In an effort to better serve customers, the U.S. Postal Service (USPS) launched its new Retail Partner Expansion Program (a.k.a. Expanded Access) at the end of 2013. It’s the very first of its kind, bringing the familiar postal counter to select retail locations along with trained staff and convenient hours.
Staples is the first major retailer to partner with the USPS and participate in the program pilot. The first Staples postal counters in California, Georgia, Massachusetts, and Pennsylvania offer services like stamps, priority mail, priority mail express, first-class domestic and international mail and package services and standard post. Customers will also be able to ship items directly from the participating Staples locations.
Greater convenience for businesses

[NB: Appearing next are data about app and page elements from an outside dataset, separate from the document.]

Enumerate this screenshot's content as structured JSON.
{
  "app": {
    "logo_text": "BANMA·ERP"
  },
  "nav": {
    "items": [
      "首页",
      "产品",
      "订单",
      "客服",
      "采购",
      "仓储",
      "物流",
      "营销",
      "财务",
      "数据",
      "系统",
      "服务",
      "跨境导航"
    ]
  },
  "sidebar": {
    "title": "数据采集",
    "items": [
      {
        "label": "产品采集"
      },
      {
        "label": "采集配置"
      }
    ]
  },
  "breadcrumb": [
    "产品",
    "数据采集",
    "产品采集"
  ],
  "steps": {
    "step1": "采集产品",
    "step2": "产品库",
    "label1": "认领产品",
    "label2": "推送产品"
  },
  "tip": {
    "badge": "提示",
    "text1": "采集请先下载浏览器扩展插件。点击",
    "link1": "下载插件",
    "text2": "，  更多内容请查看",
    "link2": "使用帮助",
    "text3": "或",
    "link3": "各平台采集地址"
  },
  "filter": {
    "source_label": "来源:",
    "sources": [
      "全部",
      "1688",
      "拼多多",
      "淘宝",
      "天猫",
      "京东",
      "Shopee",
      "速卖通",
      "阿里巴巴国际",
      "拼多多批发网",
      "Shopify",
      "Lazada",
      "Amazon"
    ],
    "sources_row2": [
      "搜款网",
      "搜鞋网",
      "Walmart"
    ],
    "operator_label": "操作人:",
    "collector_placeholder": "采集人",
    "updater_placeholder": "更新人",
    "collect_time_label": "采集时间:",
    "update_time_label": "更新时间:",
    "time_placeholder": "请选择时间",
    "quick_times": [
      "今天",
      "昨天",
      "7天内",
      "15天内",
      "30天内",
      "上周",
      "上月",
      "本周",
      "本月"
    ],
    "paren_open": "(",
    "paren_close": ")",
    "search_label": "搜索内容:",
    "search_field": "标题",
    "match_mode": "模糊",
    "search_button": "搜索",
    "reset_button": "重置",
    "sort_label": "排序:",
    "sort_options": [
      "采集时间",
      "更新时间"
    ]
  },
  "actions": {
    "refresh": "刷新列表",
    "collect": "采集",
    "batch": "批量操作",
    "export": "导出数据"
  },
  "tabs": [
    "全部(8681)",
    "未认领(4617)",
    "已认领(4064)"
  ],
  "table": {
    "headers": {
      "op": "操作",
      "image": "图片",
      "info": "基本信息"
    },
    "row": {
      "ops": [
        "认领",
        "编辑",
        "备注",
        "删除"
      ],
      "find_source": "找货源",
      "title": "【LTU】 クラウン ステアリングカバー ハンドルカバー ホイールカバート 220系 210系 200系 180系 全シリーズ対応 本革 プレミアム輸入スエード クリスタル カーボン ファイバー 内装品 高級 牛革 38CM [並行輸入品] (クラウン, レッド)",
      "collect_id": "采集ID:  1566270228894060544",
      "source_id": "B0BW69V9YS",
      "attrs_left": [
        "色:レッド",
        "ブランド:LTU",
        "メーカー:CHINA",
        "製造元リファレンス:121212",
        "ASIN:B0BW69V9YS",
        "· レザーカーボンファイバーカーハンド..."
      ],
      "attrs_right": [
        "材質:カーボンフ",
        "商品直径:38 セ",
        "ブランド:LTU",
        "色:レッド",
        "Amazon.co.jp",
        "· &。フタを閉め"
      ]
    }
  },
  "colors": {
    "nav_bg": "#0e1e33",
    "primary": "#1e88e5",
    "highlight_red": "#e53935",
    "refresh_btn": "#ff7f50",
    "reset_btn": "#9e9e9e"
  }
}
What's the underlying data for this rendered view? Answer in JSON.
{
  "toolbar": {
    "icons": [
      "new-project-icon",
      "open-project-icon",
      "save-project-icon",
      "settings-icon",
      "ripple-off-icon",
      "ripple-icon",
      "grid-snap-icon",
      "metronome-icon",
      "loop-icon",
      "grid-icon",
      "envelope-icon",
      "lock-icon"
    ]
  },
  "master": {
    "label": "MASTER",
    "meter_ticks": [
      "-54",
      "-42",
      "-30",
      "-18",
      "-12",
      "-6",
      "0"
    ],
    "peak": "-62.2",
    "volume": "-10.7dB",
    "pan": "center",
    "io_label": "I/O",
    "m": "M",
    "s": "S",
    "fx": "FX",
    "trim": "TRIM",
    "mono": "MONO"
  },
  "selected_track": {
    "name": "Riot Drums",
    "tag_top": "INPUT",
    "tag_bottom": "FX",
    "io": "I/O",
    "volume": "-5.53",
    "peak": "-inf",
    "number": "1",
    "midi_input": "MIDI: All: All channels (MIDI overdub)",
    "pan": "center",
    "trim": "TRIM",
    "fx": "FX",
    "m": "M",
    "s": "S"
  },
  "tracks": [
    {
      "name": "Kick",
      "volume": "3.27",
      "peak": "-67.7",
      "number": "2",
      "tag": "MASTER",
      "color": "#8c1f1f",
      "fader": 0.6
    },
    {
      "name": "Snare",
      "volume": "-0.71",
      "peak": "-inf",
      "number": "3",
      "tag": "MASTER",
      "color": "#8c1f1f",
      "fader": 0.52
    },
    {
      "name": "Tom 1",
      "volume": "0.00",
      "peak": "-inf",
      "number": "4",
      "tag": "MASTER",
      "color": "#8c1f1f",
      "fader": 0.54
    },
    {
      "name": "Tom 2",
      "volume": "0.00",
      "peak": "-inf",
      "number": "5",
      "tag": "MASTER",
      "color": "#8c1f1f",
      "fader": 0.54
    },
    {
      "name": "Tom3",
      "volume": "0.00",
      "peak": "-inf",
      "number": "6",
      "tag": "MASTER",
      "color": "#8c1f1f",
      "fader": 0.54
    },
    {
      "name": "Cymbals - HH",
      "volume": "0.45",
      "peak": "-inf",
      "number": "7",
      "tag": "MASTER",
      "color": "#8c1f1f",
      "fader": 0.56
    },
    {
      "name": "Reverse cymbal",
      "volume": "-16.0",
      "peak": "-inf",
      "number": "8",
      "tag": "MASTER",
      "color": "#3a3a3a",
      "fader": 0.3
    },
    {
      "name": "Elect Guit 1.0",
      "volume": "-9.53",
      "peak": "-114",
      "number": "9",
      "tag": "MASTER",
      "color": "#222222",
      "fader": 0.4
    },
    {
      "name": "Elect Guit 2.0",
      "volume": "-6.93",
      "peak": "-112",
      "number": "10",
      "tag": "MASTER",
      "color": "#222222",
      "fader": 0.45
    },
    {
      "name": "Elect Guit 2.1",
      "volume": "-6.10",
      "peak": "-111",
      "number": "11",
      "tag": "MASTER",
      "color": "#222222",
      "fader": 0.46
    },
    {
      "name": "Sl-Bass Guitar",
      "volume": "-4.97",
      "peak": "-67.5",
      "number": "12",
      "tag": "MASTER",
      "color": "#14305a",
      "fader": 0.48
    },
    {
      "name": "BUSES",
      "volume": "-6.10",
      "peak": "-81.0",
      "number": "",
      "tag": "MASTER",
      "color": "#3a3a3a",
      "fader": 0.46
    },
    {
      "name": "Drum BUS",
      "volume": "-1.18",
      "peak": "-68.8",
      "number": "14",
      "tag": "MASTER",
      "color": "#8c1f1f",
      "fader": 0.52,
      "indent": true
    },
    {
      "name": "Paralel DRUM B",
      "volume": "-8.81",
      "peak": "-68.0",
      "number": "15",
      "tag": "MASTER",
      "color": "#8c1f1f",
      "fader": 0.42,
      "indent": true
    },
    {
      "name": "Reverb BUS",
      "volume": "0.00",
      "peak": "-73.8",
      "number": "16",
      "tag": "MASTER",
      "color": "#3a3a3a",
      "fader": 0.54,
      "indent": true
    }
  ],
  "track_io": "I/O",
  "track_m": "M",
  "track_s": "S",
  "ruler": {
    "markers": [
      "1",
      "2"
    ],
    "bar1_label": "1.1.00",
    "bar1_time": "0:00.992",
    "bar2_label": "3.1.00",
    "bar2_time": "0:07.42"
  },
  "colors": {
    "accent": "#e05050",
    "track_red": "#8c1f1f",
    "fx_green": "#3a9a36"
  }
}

So what does this mean for small business owners? The new service seems to hold a lot of promise. The following are a few benefits it could bring to business owners and managers throughout the country:
1) This program will provide greater access to postage services. Small business owners usually work around the clock to ensure the success of their company. With such hectic schedules, it can be difficult to find time to stop by the post office. And on the miraculous occasion when there is time, it never seems to coincide with when the post office is actually open. The new USPS program provides a solution to these issues. With retail stores offering longer hours past the conventional 9-to-5 and convenient locations, there would be more access to the services the typical business needs.
2) It will be a time-saver. The USPS and its partners aim to successfully create a one-stop shopping experience for many consumers who otherwise would have had to make at least two stops to get their errands done. We all know that time is money for a small business, and that any way we can manage to save even a few minutes during the day is important.
3) It will encourage multitasking and greater efficiency. Need to get some printer ink and ship a few packages? With Staples and other retailers already offering many of the essential supplies for companies, small business owners would be able to take advantage of a new resource that’s set up for their success.
The program has met with some resistance from some interested parties, such as the American Postal Workers Union (APWU). It’s easy to see how the external retail channel could be seen as a threat to job security.
Another partnership occurred in late 2013 with the USPS signing a contract with Amazon.com to make Sunday deliveries possible. As the USPS explores way it can overcome some of the challenges facing it, public-private partnerships such as these could help keep it in business.